A new book named ‘Science, Faith and the Climate Crisis’ has been released from a Lincoln-based 2019 conference supported by delegates from the Diocese of Polynesia, Auckland's College of St John the Evangelist and Te Pīhopatanga o Aotearoa.
The 2019 conference, entitled “Moana: Water of Life - Navigating Climate Change for Planetary Health” featured a delegation of Anglicans from the Diocese of Polynesia and wider province who offered their perspectives from work in theology, climate justice advocacy and climate change risk reduction in Fiji and Tonga.
Archbishop Fereimi Cama voiced his support for the book today, picking up on its value as a wide-ranging view from across a diverse group of people in the field of climate action.
“Science, Faith and the Climate Change Crisis reflects the experiences not only of those people vulnerable to climate change, but also those who are actively engaged in attempting to decrease its effects.” He said.
“This book explores and clarifies what is happening due to sea level rise and climate change around the world, and tracks different ways we can respond as people of faith and science.”
Archbishop Fereimi also noted that the book represents a cry from young people of different cultures and faiths to be heard on the urgency of this issue.
The Polynesia delegation were joined in Lincoln by scientists, theologians, educators, students and climate activists from the Church of England and the Episcopal Church USA, as well as climate justice leaders and academics from other faiths.
Hosted by the Diocese of Lincoln, the University of Lincoln and Bishop Grosseteste University, the conference aimed to build on conversations between faith and scientific advocates for climate justice and to keep the issue in front of the Anglican Communion in the lead up to the Lambeth Conference.
The book brings together presentations from conference speakers on: climate and science policy, ecological spirituality, environmental readings of scripture, reaching ‘net zero’ carbon, climate change and education, Kiribati and climate migration and a Tongan perspective on God and climate change.
The Acting Bishop of Lincoln, the Rt Revd Dr David Court, says the book is about hope, as it ensures the conference in Lincoln continues to inspire action and awareness of this critical issue,
“As the world learns new behaviours such as social distancing in response to a pandemic, this book tells of how we can respond to climate change through changing our behaviour to care for creation, which is God's gift to everyone,” he said.
Bishop David hopes his diocese’s lead on this issue will go on to inspire others,
“The book sums up how faith communities can respond to a global emergency that science has been naming for some time – and so resist further deterioration of planetary health.” he said.

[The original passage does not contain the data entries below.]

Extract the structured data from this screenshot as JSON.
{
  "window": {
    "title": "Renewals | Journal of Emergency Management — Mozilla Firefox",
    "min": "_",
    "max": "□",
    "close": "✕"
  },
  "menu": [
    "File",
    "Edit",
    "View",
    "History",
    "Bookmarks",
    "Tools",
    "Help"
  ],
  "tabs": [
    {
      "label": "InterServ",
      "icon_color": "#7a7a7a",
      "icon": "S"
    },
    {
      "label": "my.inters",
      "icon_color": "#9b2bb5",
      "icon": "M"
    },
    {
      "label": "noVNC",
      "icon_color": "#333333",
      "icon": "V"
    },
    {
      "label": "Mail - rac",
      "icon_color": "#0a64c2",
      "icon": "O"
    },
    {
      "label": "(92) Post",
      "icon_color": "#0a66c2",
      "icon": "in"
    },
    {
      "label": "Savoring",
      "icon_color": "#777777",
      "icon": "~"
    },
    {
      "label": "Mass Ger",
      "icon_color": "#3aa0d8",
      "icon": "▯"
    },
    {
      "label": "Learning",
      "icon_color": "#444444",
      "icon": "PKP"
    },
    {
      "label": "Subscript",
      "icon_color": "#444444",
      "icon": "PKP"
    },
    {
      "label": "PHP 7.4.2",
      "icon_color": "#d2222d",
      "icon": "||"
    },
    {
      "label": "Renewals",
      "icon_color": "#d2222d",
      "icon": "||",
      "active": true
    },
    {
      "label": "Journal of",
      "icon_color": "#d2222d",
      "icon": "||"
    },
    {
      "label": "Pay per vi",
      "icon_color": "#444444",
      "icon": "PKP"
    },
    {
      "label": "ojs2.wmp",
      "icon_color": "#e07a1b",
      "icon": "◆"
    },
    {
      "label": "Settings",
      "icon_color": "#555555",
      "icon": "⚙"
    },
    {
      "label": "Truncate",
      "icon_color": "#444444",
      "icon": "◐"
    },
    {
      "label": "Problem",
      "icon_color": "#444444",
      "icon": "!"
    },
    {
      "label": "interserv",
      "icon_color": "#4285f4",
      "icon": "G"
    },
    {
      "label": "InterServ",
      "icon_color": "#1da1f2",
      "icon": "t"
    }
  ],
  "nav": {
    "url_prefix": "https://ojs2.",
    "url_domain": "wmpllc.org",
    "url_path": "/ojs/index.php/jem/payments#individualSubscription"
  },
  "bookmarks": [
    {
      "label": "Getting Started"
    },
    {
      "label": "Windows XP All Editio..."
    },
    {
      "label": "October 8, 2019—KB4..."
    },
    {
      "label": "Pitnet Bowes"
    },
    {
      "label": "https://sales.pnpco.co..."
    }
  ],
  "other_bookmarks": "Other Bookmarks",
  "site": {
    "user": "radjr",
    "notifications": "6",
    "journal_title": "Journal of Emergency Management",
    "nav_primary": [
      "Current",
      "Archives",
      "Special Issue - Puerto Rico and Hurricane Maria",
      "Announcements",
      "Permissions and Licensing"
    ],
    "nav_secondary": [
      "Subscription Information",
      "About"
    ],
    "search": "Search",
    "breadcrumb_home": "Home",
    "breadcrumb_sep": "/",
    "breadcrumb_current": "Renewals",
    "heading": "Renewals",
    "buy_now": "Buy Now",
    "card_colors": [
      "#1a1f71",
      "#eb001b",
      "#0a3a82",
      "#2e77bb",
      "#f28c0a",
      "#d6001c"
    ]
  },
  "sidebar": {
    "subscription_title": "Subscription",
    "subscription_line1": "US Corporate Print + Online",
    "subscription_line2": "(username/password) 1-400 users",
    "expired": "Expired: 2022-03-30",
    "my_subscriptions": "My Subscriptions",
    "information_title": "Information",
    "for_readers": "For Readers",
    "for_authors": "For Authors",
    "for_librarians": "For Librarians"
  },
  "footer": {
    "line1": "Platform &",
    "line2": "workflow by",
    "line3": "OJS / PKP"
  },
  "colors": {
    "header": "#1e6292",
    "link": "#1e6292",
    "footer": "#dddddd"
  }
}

The book has a foreword from the Archbishop of Canterbury and aims to be a resource for church policies on climate change that can serve as a lead-in to the Lambeth Conference in 2021 where responding to climate change will be a major theme.
‘Science, Faith and the Climate Crisis’ edited by Sally Myers, Sarah Hemstock and Edward Hanna is available from Emerald Publishing Ltd. All proceeds will go to the Red Cross Pacific Region.
- Story content from Lincoln provided by Jayson Rhodes.